Record extracts Start Marker

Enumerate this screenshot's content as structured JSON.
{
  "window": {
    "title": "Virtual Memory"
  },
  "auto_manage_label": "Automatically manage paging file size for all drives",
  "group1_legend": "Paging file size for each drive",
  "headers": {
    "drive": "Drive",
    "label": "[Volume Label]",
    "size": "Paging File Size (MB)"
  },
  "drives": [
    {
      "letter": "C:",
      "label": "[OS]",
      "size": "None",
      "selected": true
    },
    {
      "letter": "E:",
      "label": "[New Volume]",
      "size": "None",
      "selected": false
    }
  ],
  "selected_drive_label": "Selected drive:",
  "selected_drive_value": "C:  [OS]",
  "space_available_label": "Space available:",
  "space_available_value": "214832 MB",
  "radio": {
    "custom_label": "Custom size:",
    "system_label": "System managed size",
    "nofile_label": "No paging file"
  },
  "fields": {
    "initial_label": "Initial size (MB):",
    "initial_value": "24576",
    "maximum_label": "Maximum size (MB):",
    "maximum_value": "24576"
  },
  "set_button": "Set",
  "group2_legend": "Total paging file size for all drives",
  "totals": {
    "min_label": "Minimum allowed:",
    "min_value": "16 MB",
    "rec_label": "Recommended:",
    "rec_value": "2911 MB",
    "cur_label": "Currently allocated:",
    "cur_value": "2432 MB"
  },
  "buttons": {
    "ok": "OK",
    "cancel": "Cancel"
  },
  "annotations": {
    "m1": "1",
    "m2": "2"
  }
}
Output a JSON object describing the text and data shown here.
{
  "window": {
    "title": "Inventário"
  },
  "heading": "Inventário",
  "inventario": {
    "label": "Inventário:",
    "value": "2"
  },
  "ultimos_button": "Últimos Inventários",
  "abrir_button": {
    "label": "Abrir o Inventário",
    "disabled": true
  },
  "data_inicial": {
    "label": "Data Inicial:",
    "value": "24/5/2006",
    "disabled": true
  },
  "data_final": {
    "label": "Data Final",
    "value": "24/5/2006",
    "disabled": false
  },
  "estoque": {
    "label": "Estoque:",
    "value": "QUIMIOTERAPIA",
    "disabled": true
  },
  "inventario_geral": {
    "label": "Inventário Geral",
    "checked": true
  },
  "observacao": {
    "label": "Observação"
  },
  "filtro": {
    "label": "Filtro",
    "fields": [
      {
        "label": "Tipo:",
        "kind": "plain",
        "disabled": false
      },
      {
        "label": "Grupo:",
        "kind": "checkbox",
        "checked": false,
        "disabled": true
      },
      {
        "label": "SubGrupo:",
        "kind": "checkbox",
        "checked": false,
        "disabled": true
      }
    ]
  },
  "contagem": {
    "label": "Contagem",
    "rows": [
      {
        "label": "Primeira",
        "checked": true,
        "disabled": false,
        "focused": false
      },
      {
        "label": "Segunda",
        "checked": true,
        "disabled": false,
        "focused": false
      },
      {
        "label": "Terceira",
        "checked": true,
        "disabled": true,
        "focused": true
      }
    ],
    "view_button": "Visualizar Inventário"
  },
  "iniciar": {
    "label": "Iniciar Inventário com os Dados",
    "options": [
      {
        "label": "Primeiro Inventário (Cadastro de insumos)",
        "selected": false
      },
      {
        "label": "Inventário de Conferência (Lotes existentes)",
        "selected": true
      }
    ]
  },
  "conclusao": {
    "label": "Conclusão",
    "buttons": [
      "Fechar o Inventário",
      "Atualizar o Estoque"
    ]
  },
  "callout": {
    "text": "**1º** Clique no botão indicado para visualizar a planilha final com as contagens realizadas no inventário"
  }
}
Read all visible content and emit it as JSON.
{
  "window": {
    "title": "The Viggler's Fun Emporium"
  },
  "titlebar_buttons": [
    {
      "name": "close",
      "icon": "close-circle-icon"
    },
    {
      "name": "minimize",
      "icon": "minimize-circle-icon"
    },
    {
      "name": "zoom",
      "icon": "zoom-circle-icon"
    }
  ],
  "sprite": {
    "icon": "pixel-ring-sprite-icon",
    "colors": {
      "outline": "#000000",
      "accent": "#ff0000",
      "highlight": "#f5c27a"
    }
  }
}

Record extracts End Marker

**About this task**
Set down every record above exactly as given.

**Task solution**
Enumerate this screenshot's content as structured JSON.
{
  "window": {
    "title": "Virtual Memory"
  },
  "auto_manage_label": "Automatically manage paging file size for all drives",
  "group1_legend": "Paging file size for each drive",
  "headers": {
    "drive": "Drive",
    "label": "[Volume Label]",
    "size": "Paging File Size (MB)"
  },
  "drives": [
    {
      "letter": "C:",
      "label": "[OS]",
      "size": "None",
      "selected": true
    },
    {
      "letter": "E:",
      "label": "[New Volume]",
      "size": "None",
      "selected": false
    }
  ],
  "selected_drive_label": "Selected drive:",
  "selected_drive_value": "C:  [OS]",
  "space_available_label": "Space available:",
  "space_available_value": "214832 MB",
  "radio": {
    "custom_label": "Custom size:",
    "system_label": "System managed size",
    "nofile_label": "No paging file"
  },
  "fields": {
    "initial_label": "Initial size (MB):",
    "initial_value": "24576",
    "maximum_label": "Maximum size (MB):",
    "maximum_value": "24576"
  },
  "set_button": "Set",
  "group2_legend": "Total paging file size for all drives",
  "totals": {
    "min_label": "Minimum allowed:",
    "min_value": "16 MB",
    "rec_label": "Recommended:",
    "rec_value": "2911 MB",
    "cur_label": "Currently allocated:",
    "cur_value": "2432 MB"
  },
  "buttons": {
    "ok": "OK",
    "cancel": "Cancel"
  },
  "annotations": {
    "m1": "1",
    "m2": "2"
  }
}
Output a JSON object describing the text and data shown here.
{
  "window": {
    "title": "Inventário"
  },
  "heading": "Inventário",
  "inventario": {
    "label": "Inventário:",
    "value": "2"
  },
  "ultimos_button": "Últimos Inventários",
  "abrir_button": {
    "label": "Abrir o Inventário",
    "disabled": true
  },
  "data_inicial": {
    "label": "Data Inicial:",
    "value": "24/5/2006",
    "disabled": true
  },
  "data_final": {
    "label": "Data Final",
    "value": "24/5/2006",
    "disabled": false
  },
  "estoque": {
    "label": "Estoque:",
    "value": "QUIMIOTERAPIA",
    "disabled": true
  },
  "inventario_geral": {
    "label": "Inventário Geral",
    "checked": true
  },
  "observacao": {
    "label": "Observação"
  },
  "filtro": {
    "label": "Filtro",
    "fields": [
      {
        "label": "Tipo:",
        "kind": "plain",
        "disabled": false
      },
      {
        "label": "Grupo:",
        "kind": "checkbox",
        "checked": false,
        "disabled": true
      },
      {
        "label": "SubGrupo:",
        "kind": "checkbox",
        "checked": false,
        "disabled": true
      }
    ]
  },
  "contagem": {
    "label": "Contagem",
    "rows": [
      {
        "label": "Primeira",
        "checked": true,
        "disabled": false,
        "focused": false
      },
      {
        "label": "Segunda",
        "checked": true,
        "disabled": false,
        "focused": false
      },
      {
        "label": "Terceira",
        "checked": true,
        "disabled": true,
        "focused": true
      }
    ],
    "view_button": "Visualizar Inventário"
  },
  "iniciar": {
    "label": "Iniciar Inventário com os Dados",
    "options": [
      {
        "label": "Primeiro Inventário (Cadastro de insumos)",
        "selected": false
      },
      {
        "label": "Inventário de Conferência (Lotes existentes)",
        "selected": true
      }
    ]
  },
  "conclusao": {
    "label": "Conclusão",
    "buttons": [
      "Fechar o Inventário",
      "Atualizar o Estoque"
    ]
  },
  "callout": {
    "text": "**1º** Clique no botão indicado para visualizar a planilha final com as contagens realizadas no inventário"
  }
}
Read all visible content and emit it as JSON.
{
  "window": {
    "title": "The Viggler's Fun Emporium"
  },
  "titlebar_buttons": [
    {
      "name": "close",
      "icon": "close-circle-icon"
    },
    {
      "name": "minimize",
      "icon": "minimize-circle-icon"
    },
    {
      "name": "zoom",
      "icon": "zoom-circle-icon"
    }
  ],
  "sprite": {
    "icon": "pixel-ring-sprite-icon",
    "colors": {
      "outline": "#000000",
      "accent": "#ff0000",
      "highlight": "#f5c27a"
    }
  }
}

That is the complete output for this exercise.